Fri | Sep 22, 2023

That final sprint!

Published:Saturday | June 10, 2017 | 3:32 PMAndre Lowe
Usain Bolt

With virtually every stride, Usain Bolt has written a paragraph of Jamaican and global track and field history. Chapter after chapter, the iconic sprinter has both defied logic and stretched the boundaries of our expectations.

Last night, inside the National Stadium, Bolt went with the starter's gun for the final time on the Jamaican stage. His 84th race on local soil became his last.

More than 30,000 screaming fans - many of whom witnessed some of his other special races at home - like that 2002 World Junior Championships 200 metres gold medal charge - pressured the very seams of the National Stadium at the JN Racers Grand Prix for the chance to get a final glimpse of greatness - in the flesh.

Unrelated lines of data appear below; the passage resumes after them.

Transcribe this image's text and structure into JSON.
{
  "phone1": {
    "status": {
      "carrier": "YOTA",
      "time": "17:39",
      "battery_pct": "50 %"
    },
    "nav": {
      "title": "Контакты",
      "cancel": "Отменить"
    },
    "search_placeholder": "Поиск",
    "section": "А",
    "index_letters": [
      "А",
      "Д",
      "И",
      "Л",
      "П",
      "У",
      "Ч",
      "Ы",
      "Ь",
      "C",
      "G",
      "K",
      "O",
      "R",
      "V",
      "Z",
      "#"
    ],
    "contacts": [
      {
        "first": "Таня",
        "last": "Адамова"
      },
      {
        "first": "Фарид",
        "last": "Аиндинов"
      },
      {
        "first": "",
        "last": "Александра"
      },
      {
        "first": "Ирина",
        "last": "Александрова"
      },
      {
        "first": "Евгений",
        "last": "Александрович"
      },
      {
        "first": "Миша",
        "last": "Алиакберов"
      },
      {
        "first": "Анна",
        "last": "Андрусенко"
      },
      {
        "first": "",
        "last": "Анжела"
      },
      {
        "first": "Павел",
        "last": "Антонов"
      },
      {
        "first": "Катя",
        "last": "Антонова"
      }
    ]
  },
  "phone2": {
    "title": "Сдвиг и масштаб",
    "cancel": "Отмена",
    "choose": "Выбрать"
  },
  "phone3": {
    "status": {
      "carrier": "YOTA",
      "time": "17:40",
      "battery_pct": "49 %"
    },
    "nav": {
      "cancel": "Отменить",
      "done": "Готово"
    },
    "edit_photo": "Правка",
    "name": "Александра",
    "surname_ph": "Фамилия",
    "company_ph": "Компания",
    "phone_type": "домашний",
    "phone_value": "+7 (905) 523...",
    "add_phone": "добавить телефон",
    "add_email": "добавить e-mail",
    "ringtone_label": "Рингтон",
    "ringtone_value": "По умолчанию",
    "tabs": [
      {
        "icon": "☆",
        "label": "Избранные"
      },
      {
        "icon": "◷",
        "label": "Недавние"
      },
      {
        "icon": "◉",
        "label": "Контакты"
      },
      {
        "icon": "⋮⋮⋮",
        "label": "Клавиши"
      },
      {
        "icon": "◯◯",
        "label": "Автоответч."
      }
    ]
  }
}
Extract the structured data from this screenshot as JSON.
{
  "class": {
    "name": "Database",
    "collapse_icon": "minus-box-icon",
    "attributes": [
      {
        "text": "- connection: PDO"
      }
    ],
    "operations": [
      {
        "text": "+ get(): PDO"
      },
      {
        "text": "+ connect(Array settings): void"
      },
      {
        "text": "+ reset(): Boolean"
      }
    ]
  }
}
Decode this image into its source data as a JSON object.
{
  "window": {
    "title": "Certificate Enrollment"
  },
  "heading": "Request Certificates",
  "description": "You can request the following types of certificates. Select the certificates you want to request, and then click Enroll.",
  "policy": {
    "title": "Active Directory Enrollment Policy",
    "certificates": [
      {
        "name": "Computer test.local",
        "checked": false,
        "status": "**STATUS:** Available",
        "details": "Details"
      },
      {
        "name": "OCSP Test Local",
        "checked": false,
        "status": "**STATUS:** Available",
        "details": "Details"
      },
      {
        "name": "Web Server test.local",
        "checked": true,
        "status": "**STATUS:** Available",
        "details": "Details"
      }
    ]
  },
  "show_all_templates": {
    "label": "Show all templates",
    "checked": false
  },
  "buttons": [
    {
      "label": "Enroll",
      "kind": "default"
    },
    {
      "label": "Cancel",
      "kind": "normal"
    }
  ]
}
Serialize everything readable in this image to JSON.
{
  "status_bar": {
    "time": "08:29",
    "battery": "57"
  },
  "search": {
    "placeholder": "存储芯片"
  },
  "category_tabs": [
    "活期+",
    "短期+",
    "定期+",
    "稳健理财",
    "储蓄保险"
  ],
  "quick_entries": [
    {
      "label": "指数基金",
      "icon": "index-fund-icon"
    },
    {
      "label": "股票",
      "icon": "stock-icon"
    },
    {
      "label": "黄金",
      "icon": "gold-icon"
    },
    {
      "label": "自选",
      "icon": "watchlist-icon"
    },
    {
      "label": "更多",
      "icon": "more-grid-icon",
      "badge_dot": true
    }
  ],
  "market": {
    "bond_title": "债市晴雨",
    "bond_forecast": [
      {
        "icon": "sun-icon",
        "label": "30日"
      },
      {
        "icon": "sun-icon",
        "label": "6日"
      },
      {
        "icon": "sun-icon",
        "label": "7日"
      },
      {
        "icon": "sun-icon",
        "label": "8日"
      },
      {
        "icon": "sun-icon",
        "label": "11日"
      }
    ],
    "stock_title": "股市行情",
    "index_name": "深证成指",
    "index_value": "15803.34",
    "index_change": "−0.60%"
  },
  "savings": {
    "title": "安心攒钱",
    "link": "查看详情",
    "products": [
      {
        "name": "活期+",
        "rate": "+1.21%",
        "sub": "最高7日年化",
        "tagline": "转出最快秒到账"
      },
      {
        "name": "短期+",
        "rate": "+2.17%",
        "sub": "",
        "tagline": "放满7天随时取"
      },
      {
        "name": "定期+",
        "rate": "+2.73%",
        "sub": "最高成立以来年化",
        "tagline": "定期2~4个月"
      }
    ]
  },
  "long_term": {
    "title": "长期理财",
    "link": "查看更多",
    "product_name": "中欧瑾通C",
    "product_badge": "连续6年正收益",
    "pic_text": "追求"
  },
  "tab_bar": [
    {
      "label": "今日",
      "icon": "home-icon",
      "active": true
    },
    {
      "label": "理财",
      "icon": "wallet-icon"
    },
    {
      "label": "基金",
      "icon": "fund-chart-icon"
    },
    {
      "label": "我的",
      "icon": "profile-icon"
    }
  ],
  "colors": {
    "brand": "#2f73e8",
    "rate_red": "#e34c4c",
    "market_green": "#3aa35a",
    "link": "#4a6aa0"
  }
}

Dignitaries, fellow global superstars, grateful Jamaicans, foreigner from near and far - the National Stadium was a hive of emotions.

It was a fitting farewell for the big Jamaican and a clear demonstration of his impact and influence in a country that, though so insignificant in geographical terms, has made a gargantuan contribution to the planet's pulse - whether through culture or sports.

But even among Jamaica's giants, Bolt is a colossus.

Sports Minister Olivia Grange puts it best.

"Next biggest Jamaican star after Bob Marley? Yes. Anywhere around the world you go, and you say 'Jamaica', they say 'Bob' and 'Bolt'. So Bob Marley is synonymous with Jamaica and Usain Bolt is synonymous with Jamaica, so somebody says Usain Bolt, and they think of Jamaica," Grange said in the build-up to last night's run.


"They listen to Bob Marley's music (and) they think of Jamaica. It's just a wonderful, as we would say in Jamaica, 'link up' and connection that Jamaica - which is such a small country - has such an awesome presence through its music and through track and field," added Grange.

On the track, Bolt is an inspiration, but his influence does not stop there.

His ascension has brought and will continue to push more talented Jamaican youth to the sport. In Jamaica, where not enough is taken seriously enough, athletics is now seen as big business - Bolt's brilliance has led a boom where the local industry is concerned. We are still far behind as it relates to sports tourism , but again, Bolt has been a major contributor to the thrust - or trickle - of the Jamaican sports tourism product.

The hunt will begin in earnest for the 'next Bolt', but in truth, Bolt is Bolt; quite like Jesse Owens was Jesse Owens - irreplaceable, incomparable.

"There might not be another Usain Bolt, but there will be another athlete who, in his own right, will create history in Jamaica and in the world," said Grange, again hitting the nail on its head. "He has a wonderful personality. He is just a special human being. He has a dynamic personality. And he is awesome in how he performs as an athlete, yet he is so humble. It is almost as if he is above everything else, but his feet are firmly planted on the ground."

For Bolt, his motivation was simple:

"I just wanted to make my country proud ... ."

Seems the serial winner has had another victory in that department.

The journey continues at this Summer's IAAF World Championships in London - Bolt's home away from home - but, of course, there's nowhere quite like home.